said he <had> “taken the liberty to break the word of wisdom. <August 19.> from the example of president Joseph Smith, Jr., and others, but acknowledged that it was wrong: that he had taught the Book of Mormon and Commandments as he had thought to be wisdom and for the good of the cause; that he had not intended to dictate elder J. B. Smith, but only to advise with him.” The council reproved , and advised instructed him to observe the word of wisdom and commandments in all things: also that it is not advisable for any elder to take his wife with him on a mission to preach.”
<21 Conference of the Twelve at .> Seven of the Twelve met in conference at Maine August 21st.. The church in that place numbered 57; The Dover Branch of New Hampshire, 8; The council gave instructions on the Redemption of Zion, the building of the in ; and the printing of the word of God to the nations, &c, &c, and some were added to the church during their stay. The Church in contributed 70 or 80 dollars to assist the [HC 2:252] twelve to return home, which the twelve recorded as a memento in their behalf, according to covenant.
<24. Conference of the Presidency of the High council & J. W. Tippits to go to to purchase land.> on the 24th. the High council of ordained an Elder, and instructed him, and his sons, and Lyman, and his son in Law, , elders, to situate their families and go forth and preach the Gospel. Also that , and J. W. Tippits go to this fall to purchase land for the church in Essex New York, according to previous appointment by the voice of said church.
<28. Council of Twelve. Conference.> “August 28th The travelling High Council, assembled in conference at Farmington, Maine, and Resolved that this be called the Conference. The church in Farmington numbered 32: in Letter B. 22: in Akwry [Newry] 25: in Errol, N. H. 20: all in good standing.”

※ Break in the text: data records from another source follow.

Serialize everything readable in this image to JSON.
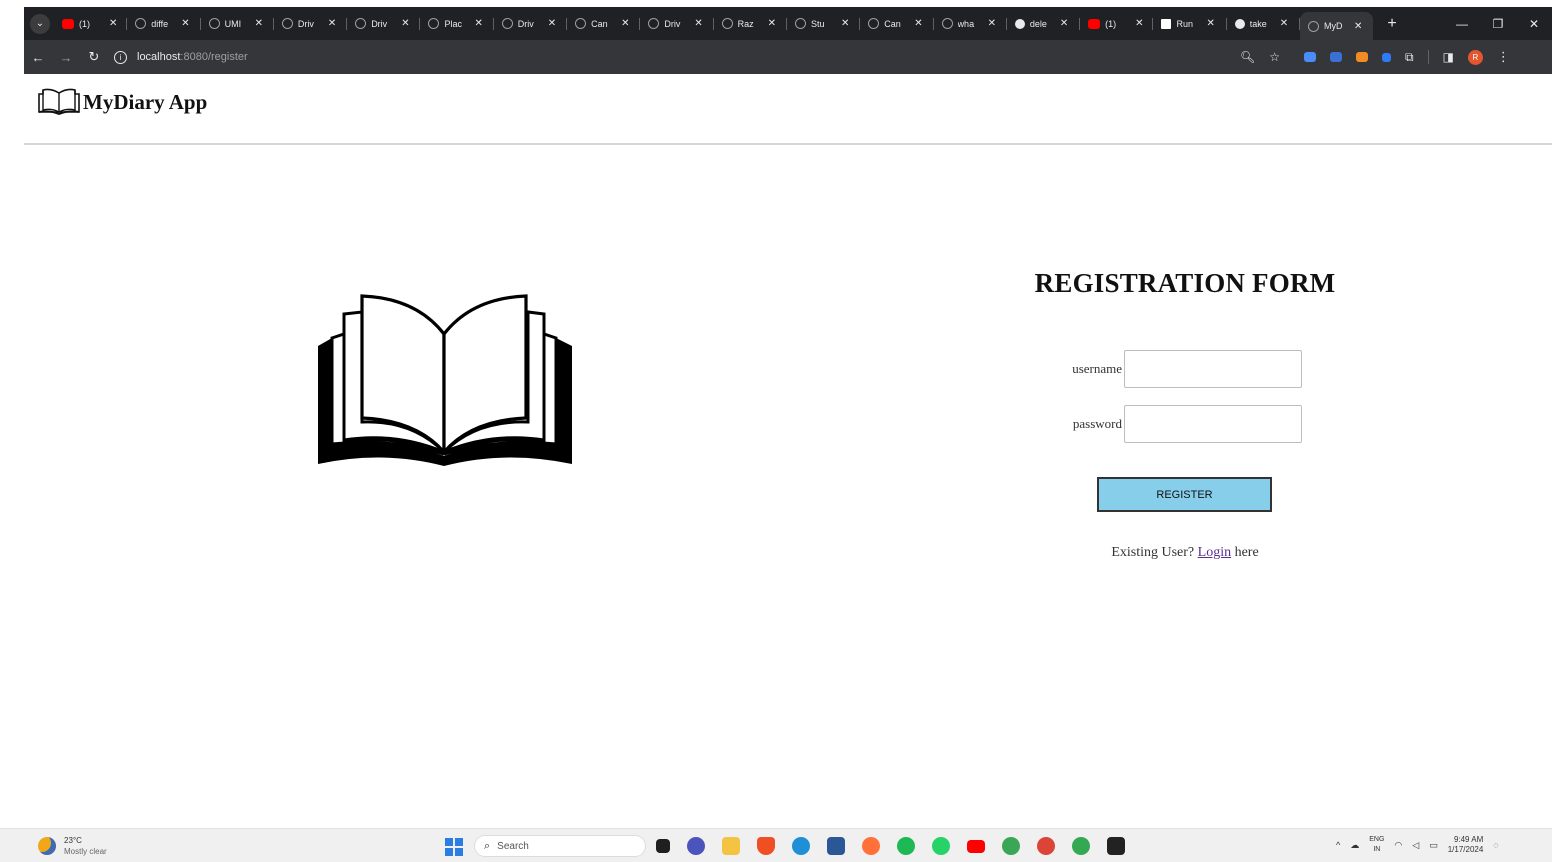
{
  "browser": {
    "tabs": [
      {
        "favicon": "youtube-icon",
        "title": "(1)"
      },
      {
        "favicon": "ai-icon",
        "title": "diffe"
      },
      {
        "favicon": "ai-icon",
        "title": "UMI"
      },
      {
        "favicon": "ai-icon",
        "title": "Driv"
      },
      {
        "favicon": "ai-icon",
        "title": "Driv"
      },
      {
        "favicon": "ai-icon",
        "title": "Plac"
      },
      {
        "favicon": "ai-icon",
        "title": "Driv"
      },
      {
        "favicon": "ai-icon",
        "title": "Can"
      },
      {
        "favicon": "ai-icon",
        "title": "Driv"
      },
      {
        "favicon": "ai-icon",
        "title": "Raz"
      },
      {
        "favicon": "ai-icon",
        "title": "Stu"
      },
      {
        "favicon": "ai-icon",
        "title": "Can"
      },
      {
        "favicon": "ai-icon",
        "title": "wha"
      },
      {
        "favicon": "google-icon",
        "title": "dele"
      },
      {
        "favicon": "youtube-icon",
        "title": "(1)"
      },
      {
        "favicon": "document-icon",
        "title": "Run"
      },
      {
        "favicon": "google-icon",
        "title": "take"
      },
      {
        "favicon": "page-icon",
        "title": "MyD",
        "active": true
      }
    ],
    "new_tab": "+",
    "close_glyph": "✕",
    "url_host": "localhost",
    "url_path": ":8080/register"
  },
  "app": {
    "brand": "MyDiary App"
  },
  "form": {
    "title": "REGISTRATION FORM",
    "username_label": "username",
    "password_label": "password",
    "username_value": "",
    "password_value": "",
    "register_label": "REGISTER",
    "existing_text": "Existing User?",
    "login_link": "Login",
    "here_text": "here"
  },
  "taskbar": {
    "temperature": "23°C",
    "condition": "Mostly clear",
    "search_label": "Search",
    "lang_top": "ENG",
    "lang_bottom": "IN",
    "time": "9:49 AM",
    "date": "1/17/2024"
  },
  "colors": {
    "register_button": "#87ceeb",
    "login_link": "#5b2d8e",
    "chrome_dark": "#202124"
  }
}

<September 1> September 1st. 1835 I wrote the following communication, to , Esquire, Editor, of which was published in the “Messenger and Advocate” p. 179, &c,
<Letter to the Elders, from Joseph Smith.> To the elders of the Church of Latter Day Saints. After so long a time, and after so many things have been said, I feel it my duty to drop a few hints, that, perhaps, the Elders, travelling through the world to warn the inhabitants of the earth to flee the wrath to come, and save themselves from this untoward generation, [HC 2:253] may be aided in a measure, in doctrine, and in the way of their duty. I have been laboring in this cause for eight years, during which time I have travelled much, and have had much experience. I removed from , New York, to , Ohio, in February, 1831.
Having received, by an heavenly vision, a commandment, in June following, to take my journey to the western boundaries of the State of , and there designate the very spot, which was to be the central spot, for the commencement of the gathering [p. 606]